Recently I dove into the world of in-person networking events in Toronto for entrepreneurs and business owners. And overall, it’s been a blast. I’ve met hundreds of business professionals from across the GTA, made some lovely connections, and generally loved being in a social setting with (mostly) like-minded people.
With these events, I’m devoted to showing up as myself, taking it all in, and reflecting on the experience afterward. So, I decided to put together a reverse “how-to network” resource for you to let you know what NOT to do at your next networking event.
Let’s get into it!
Make the entire interaction about YOU
Many people attend these events hoping to meet their next dream client, which may be the case. But no one wants to be treated like a lead or prospect at a networking event. It lets off a vibe that you’re simply there to sell to people and not actually to learn about what you do and merely build relationships.
Word vomit on other people and rush the interaction
I had this woman who strode straight up to me (which is cool, I love the confidence). But basically, she proceeded to tell me what she did, who she serves, and what she’s done in the past and moved on very quickly. I barely had time to digest what she said and grab the business card she thrust in my direction, let alone share little more than my name and title. It felt like she was there to chat with as many people as possible, which I can understand. Still, I wonder how many people she remembers from her interactions or how many people felt like they shared a connected moment within their interaction.
Talk down to people
This should seem like a no-brainer, but honestly… smh… some people. I’m going to use another real-life example for this one.

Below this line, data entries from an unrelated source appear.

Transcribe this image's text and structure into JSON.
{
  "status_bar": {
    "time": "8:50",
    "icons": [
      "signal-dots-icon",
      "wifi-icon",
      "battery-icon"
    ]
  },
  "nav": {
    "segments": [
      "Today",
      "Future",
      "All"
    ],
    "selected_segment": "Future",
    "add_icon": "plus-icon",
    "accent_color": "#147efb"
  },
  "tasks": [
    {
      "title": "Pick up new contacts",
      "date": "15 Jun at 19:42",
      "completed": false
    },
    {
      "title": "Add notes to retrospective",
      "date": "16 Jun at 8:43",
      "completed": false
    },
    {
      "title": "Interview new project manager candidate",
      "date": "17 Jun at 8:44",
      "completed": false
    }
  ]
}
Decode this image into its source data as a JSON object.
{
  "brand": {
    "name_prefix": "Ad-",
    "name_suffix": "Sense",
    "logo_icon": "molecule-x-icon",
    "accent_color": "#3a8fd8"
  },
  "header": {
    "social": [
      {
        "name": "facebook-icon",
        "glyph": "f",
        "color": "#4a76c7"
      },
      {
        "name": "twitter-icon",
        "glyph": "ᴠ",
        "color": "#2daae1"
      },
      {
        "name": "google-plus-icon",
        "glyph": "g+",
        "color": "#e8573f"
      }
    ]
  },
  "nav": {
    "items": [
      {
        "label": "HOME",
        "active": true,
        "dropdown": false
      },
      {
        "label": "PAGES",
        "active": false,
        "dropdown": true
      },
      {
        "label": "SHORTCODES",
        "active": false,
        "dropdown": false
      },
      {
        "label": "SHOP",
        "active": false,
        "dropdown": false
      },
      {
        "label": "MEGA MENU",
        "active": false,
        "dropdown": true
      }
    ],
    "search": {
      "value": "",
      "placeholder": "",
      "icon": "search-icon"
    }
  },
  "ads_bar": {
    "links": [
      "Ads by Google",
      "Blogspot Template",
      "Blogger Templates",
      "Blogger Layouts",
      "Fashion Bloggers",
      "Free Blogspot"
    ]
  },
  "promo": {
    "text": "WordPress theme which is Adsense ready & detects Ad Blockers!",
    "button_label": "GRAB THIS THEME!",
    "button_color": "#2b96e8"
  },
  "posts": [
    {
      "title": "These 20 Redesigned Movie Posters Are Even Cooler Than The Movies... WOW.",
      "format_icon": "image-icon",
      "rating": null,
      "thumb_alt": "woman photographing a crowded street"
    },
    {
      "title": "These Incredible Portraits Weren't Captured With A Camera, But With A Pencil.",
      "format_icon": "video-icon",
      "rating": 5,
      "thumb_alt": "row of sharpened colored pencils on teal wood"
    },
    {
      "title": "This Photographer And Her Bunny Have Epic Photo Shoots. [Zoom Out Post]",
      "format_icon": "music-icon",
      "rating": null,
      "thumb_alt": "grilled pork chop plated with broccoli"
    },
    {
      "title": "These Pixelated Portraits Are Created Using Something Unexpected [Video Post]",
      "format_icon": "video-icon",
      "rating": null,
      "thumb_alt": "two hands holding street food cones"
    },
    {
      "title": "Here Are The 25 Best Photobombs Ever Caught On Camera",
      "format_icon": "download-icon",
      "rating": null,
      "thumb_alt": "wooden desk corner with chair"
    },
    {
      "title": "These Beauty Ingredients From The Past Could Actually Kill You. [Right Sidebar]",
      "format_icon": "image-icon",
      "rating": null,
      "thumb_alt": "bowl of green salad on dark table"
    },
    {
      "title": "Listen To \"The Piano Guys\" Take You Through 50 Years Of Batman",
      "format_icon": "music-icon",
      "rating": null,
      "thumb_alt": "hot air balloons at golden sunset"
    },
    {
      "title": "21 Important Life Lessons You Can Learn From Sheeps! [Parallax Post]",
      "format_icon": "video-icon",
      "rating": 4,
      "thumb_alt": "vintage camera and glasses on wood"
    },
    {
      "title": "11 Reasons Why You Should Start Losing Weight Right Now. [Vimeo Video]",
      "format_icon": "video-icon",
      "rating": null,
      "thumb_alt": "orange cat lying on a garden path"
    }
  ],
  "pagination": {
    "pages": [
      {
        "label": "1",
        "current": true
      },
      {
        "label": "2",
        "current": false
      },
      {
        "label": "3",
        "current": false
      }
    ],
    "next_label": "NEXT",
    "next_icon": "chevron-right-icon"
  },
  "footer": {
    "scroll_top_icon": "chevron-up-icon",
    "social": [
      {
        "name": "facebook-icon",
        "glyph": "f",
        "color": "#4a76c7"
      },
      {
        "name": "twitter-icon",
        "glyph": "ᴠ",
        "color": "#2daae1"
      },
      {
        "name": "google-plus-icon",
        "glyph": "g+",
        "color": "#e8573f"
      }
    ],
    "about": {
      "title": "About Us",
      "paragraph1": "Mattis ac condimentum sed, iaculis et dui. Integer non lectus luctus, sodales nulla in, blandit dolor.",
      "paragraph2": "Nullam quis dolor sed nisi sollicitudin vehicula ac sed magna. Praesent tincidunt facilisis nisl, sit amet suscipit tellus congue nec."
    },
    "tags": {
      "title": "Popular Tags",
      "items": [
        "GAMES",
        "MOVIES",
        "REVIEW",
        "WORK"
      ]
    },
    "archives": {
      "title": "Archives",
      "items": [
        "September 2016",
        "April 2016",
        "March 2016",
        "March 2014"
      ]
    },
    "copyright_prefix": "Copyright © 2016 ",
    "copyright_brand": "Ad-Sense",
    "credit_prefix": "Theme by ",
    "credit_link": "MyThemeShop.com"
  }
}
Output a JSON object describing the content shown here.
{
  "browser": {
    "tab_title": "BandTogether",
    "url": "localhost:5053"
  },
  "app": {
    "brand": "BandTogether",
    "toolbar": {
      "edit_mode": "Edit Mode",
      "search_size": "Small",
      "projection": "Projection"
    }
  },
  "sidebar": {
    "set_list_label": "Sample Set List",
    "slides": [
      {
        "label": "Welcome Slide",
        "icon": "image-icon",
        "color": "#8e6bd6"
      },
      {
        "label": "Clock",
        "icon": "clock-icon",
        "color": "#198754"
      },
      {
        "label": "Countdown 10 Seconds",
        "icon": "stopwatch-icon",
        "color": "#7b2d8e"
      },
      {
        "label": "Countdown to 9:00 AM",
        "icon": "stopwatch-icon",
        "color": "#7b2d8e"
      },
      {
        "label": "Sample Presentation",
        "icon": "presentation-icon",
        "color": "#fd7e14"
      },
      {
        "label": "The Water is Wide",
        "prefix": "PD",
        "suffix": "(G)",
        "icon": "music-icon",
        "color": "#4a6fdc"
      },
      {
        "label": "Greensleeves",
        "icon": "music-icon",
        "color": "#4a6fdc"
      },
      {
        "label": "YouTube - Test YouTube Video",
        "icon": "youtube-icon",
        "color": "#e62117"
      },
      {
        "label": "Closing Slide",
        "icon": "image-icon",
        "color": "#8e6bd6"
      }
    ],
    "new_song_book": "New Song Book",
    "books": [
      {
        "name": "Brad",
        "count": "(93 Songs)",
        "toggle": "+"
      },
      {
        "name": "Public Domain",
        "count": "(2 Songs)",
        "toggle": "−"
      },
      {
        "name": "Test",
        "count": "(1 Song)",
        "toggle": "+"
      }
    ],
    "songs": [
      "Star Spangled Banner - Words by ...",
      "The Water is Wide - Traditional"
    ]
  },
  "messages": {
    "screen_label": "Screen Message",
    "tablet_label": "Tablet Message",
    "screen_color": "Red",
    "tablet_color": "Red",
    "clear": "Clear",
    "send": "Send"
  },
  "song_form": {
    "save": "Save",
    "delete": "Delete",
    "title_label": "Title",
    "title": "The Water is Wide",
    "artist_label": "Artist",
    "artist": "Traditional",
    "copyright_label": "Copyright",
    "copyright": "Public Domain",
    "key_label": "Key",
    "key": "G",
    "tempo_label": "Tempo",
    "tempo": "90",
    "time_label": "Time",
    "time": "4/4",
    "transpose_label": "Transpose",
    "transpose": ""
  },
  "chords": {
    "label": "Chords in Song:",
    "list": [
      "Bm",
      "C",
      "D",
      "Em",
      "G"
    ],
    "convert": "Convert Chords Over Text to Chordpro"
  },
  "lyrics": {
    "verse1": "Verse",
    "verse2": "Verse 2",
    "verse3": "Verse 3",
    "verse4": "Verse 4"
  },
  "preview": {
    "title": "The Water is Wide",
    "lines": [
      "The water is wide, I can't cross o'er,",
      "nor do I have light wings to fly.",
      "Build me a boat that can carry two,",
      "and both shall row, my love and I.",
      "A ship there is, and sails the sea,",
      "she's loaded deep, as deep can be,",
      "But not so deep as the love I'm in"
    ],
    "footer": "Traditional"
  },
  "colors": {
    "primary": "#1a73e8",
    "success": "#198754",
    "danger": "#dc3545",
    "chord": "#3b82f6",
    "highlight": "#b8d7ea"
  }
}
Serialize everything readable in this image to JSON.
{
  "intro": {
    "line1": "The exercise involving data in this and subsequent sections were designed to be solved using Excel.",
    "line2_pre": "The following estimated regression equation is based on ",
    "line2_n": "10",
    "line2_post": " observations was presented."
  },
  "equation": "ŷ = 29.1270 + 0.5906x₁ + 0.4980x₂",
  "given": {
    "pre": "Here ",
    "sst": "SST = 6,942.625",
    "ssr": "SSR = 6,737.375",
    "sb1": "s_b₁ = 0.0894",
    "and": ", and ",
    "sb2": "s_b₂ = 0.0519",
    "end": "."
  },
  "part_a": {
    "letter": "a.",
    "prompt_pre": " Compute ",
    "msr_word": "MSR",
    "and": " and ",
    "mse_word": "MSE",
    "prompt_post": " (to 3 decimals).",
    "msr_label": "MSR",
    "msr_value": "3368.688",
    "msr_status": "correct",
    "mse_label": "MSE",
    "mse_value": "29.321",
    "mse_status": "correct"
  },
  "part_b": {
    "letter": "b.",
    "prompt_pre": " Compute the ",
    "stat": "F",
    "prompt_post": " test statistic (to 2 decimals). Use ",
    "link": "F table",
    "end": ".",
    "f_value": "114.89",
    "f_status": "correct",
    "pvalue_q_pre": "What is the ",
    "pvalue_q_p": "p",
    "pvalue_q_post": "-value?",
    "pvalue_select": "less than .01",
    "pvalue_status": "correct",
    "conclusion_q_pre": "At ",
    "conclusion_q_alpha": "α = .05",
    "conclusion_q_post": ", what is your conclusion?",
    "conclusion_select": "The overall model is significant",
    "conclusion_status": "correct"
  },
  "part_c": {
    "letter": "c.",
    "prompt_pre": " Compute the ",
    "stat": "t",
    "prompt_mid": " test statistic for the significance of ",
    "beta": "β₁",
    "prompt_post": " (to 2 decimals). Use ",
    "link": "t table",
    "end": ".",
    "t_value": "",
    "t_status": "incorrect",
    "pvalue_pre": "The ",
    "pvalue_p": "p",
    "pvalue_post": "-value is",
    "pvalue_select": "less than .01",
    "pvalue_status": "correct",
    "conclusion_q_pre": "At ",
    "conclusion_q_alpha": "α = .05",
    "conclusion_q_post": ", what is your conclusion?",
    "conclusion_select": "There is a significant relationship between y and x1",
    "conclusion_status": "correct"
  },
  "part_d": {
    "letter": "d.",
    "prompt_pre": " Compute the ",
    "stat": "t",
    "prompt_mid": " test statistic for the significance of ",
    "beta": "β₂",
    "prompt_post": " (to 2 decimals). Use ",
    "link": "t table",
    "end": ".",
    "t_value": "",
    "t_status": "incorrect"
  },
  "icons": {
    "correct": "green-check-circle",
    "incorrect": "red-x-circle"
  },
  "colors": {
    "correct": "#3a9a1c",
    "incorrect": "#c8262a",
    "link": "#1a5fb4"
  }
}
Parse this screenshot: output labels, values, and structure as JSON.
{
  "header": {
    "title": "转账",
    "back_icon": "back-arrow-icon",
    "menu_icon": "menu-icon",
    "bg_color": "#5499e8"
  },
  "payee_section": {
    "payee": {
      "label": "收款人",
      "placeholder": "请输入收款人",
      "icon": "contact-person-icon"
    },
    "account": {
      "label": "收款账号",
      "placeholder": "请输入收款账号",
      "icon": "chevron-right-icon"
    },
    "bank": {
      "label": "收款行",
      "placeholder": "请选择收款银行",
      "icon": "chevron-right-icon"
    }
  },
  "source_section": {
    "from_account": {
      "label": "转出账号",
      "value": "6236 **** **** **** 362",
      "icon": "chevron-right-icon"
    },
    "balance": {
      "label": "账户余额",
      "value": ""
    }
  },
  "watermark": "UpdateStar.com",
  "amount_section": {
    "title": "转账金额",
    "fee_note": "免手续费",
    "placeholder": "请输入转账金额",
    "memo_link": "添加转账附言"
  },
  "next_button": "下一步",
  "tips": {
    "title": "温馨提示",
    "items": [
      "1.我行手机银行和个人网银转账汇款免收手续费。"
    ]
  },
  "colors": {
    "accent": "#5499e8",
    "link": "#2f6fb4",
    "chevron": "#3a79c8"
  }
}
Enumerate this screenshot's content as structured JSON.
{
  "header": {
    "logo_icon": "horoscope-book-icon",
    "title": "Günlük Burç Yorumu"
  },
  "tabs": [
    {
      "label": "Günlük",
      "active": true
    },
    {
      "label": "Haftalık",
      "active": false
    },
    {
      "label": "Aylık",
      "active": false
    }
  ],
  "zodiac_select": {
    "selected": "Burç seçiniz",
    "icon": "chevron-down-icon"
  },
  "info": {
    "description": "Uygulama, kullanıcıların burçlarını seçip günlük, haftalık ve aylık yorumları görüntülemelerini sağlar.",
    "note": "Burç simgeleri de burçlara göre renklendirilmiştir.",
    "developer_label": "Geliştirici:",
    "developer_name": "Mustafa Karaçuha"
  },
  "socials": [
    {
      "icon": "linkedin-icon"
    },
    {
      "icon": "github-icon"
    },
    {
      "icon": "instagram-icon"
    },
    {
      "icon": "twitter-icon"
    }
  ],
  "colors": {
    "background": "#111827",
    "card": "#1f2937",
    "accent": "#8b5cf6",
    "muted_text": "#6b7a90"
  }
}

I was having a great conversation with this woman when a guy approached us and smiled to be ‘let in’ on the conversation, which we did. We exchanged pleasantries, and it was revealed that he and I were in similar industries but not similar specialties or approaches. He then proceeded to pepper me with questions (and completely cut out this other woman, so much so that she left). Like, he had question after question lined up and didn’t even take a breath to receive what I had said to anything. He then asked if I had heard of a course creator and a course in our industry. I had. He tied up this brilliant interaction by saying I should take her course because it would “change my business” and “take my copy to the next level.” Reminder: this man knew nothing about my business beyond my job title and had never read a single line of copy I had written, so there was no way of him knowing what my current, past, or future levels of copywriting skill were.
I’m all for sharing resources such as industry leaders and book suggestions, but don't make sweeping declarations you have no business making; it makes you seem like a douche. Needless to say, it left a bad taste in my mouth, and I was glad for that interaction to be over. Luckily, I did reconnect with that woman and made plans to meet up!
Hideaway and be shy
I know for some people, this may be easier said than done. But the point of coming to these events is chatting with people and building connections, right? You’ve made it this far; you bought the ticket, you showed up, so get out there and work the net, k?
Have an undefined intro
I’m not a fan of rehearsed scripts or elevator pitches (insert vomiting sound here); they lack authenticity and don’t scream genuine interaction. But I am a fan of confidence in what you do and your abilities. So, if you’re a newer business owner, take some time to reflect on what you do and how to summarize that with confidence. Additionally, give enough info to provide context even if you're not new. At an event, I was in a group chatting, and someone asked this guy what he does, and he said, “I’m a CEO”.... okay… like probably half the people here would identify as a CEO. His way of clarifying this was, “I started a company” ….in?? Context matters, my friend.
Forget your business cards / have NO form of “business card”
There are so many ways to share your business information nowadays; you don’t have to have a stack of printed cards if you don’t want to. In fact, the alternatives actually offer many benefits. You can use your social handle or QR code for your platform of choice; I used LinkedIn and Instagram QR codes at the events. These options are more eco-friendly and ensure you are connected beyond the event, which is excellent for follow-up. You can also get a multi-use digital business card; often, these will have a QR code on them and act as a lead info catcher.
Pretend to be someone you’re not
Plain and simple, don’t be fake and inauthentic. As a personal brand coach, I advocate for being who you are in all situations and letting the right people find you. If you want to create meaningful connections, then just be yourself.